Social bees and wasps can be recognized by their mass aggregations and workers streaming to and from a single, defined nest site. Colonies of these species should be treated with respect. Minimize traffic, mowing, or other vibration-creating activities close to the nest. Because of their benefit to native plant communities, social bee and wasp colonies should be conserved unless they cause direct damage by their nesting activity or constitute a stinging threat. If a colony of social bees or wasps must be exterminated it is advisable to use the services of a licensed pest control operator. Some honey bee-keepers will provide removal services for this insect. For more information on honey bee removal see Texas Apiary Inspection Service: Bee Removal.
Only a very small number of native bees in Texas are social. The largest and most familiar are bumble bees. Their black and yellow bodies are easy to recognize as they buzz from flower to flower. Nine bumble bee species have been recorded from Texas. Bumble bee diversity is greatest in eastern Texas and declines westward across the state. While bee diversity overall tends to peak in arid regions, bumble bees in North America increase in diversity at higher latitudes and elevation.
Approximately 90% of bees native to Texas are solitary species. Unlike social bees, solitary bee females establish and provision nests on their own with no assistance from other individuals. There is no division of labor into queens, workers, or drones. Because nests are established by lone females, these bees will not attempt to defend their nest sites through aerial sting attacks. If a female solitary bee dies, then she could lose her entire reproductive effort as there is no colony to provision her young in her absence. Male bees do not collect pollen to provision young or otherwise assist in raising offspring.

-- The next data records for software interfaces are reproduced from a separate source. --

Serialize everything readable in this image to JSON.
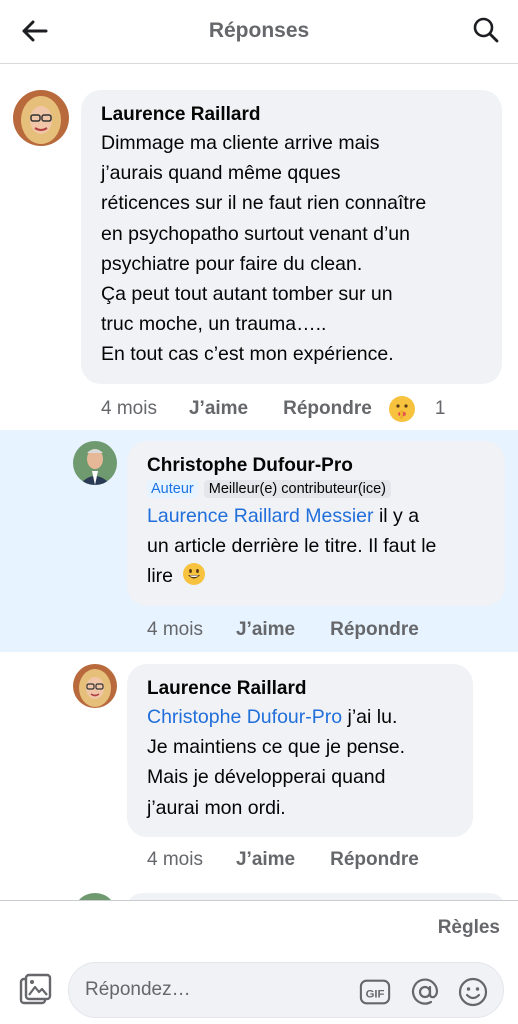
{
  "header": {
    "title": "Réponses"
  },
  "comments": [
    {
      "author": "Laurence Raillard",
      "lines": [
        "Dimmage ma cliente arrive mais",
        "j’aurais quand même qques",
        "réticences sur il ne faut rien connaître",
        "en psychopatho surtout venant d’un",
        "psychiatre pour faire du clean.",
        "Ça peut tout autant tomber sur un",
        "truc moche, un trauma…..",
        "En tout cas c’est mon expérience."
      ],
      "time": "4 mois",
      "like": "J’aime",
      "reply": "Répondre",
      "reaction_count": "1"
    },
    {
      "author": "Christophe Dufour-Pro",
      "badge_author": "Auteur",
      "badge_top": "Meilleur(e) contributeur(ice)",
      "mention": "Laurence Raillard Messier",
      "line1_rest": " il y a",
      "line2": "un article derrière le titre. Il faut le",
      "line3": "lire",
      "time": "4 mois",
      "like": "J’aime",
      "reply": "Répondre"
    },
    {
      "author": "Laurence Raillard",
      "mention": "Christophe Dufour-Pro",
      "line1_rest": " j’ai lu.",
      "line2": "Je maintiens ce que je pense.",
      "line3": "Mais je développerai quand",
      "line4": "j’aurai mon ordi.",
      "time": "4 mois",
      "like": "J’aime",
      "reply": "Répondre"
    }
  ],
  "footer": {
    "rules": "Règles",
    "placeholder": "Répondez…",
    "gif": "GIF"
  },
  "colors": {
    "mention": "#216fdb",
    "highlight": "#e7f3ff",
    "bubble": "#f0f2f5"
  }
}
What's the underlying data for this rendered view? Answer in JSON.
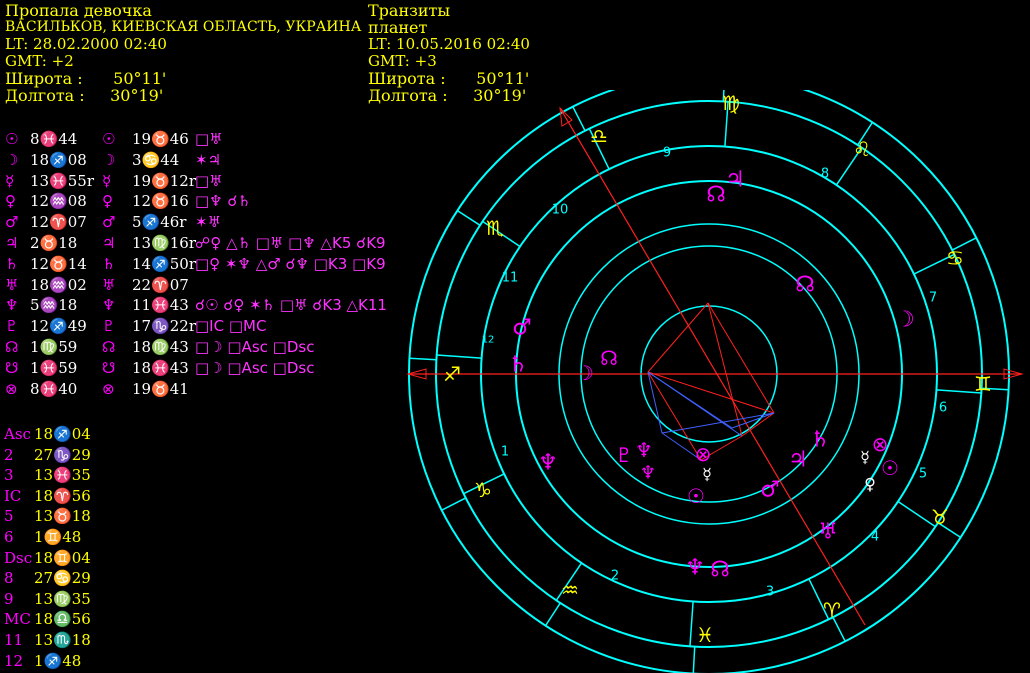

Even though they do possess stingers, female solitary bees tend to flee or hide when disturbed at the nest. The nest sites of native solitary bees can be approached without fear of defensive attack. Make sure you know the difference between social and solitary bee species in your area, though, to ensure your safety. Always first observe nests of bees and wasps from some distance in the case they may be a social species. Stings from native solitary bees typically only occur if an individual bee is trapped in clothing or grasped by hand. Artificial nest structures for these bees can be placed next to areas of human activity.
The majority of solitary bees are ground-nesters that excavate burrows in well-drained, sunny patches of bare-ground. Ground-nesting species may occur in large aggregations noticeable through the presence of dozens of small holes surrounded by mounded piles of dirt. The remaining contingent of solitary bees nests in existing cavities in dead wood (generally galleries left by wood-boring beetle larvae) or chew their own cavities into woody material. There are even a few solitary bees that nest in discarded snail shells and dried cow dung.
During the spring and summer months, female solitary bees provision nests with food (lumps of pollen mixed with nectar and saliva), lay eggs, tightly sealing the nest upon completion. Females may establish multiple nests over their adult lives that may span several weeks up to a few months. After a nest is completed, females move on to the next nesting opportunity never to revisit or safeguard their previous work. Their eggs and the resulting larvae feed on the stored food, overwinter inside the nest, and emerge the following year as adults to begin the cycle again.
Solitary bees tend to be less frequently observed than their social relatives. They may even be hard to identify as a "bee" given their wide range of shapes, sizes, and color patterns. Less well-known solitary bees such as large carpenter bees, leaf-cutter bees, mason bees, mining bees, squash bees, sunflower bees, and sweat bees are responsible for a substantial amount of pollination in agricultural and ecological systems. Learn about the major groups of bees at BugGuide: Bees. For help identifying bees you observe, join and report your observations to the Nongame and Rare Species Program's Bees and Wasps of Texas (iNaturalist) project.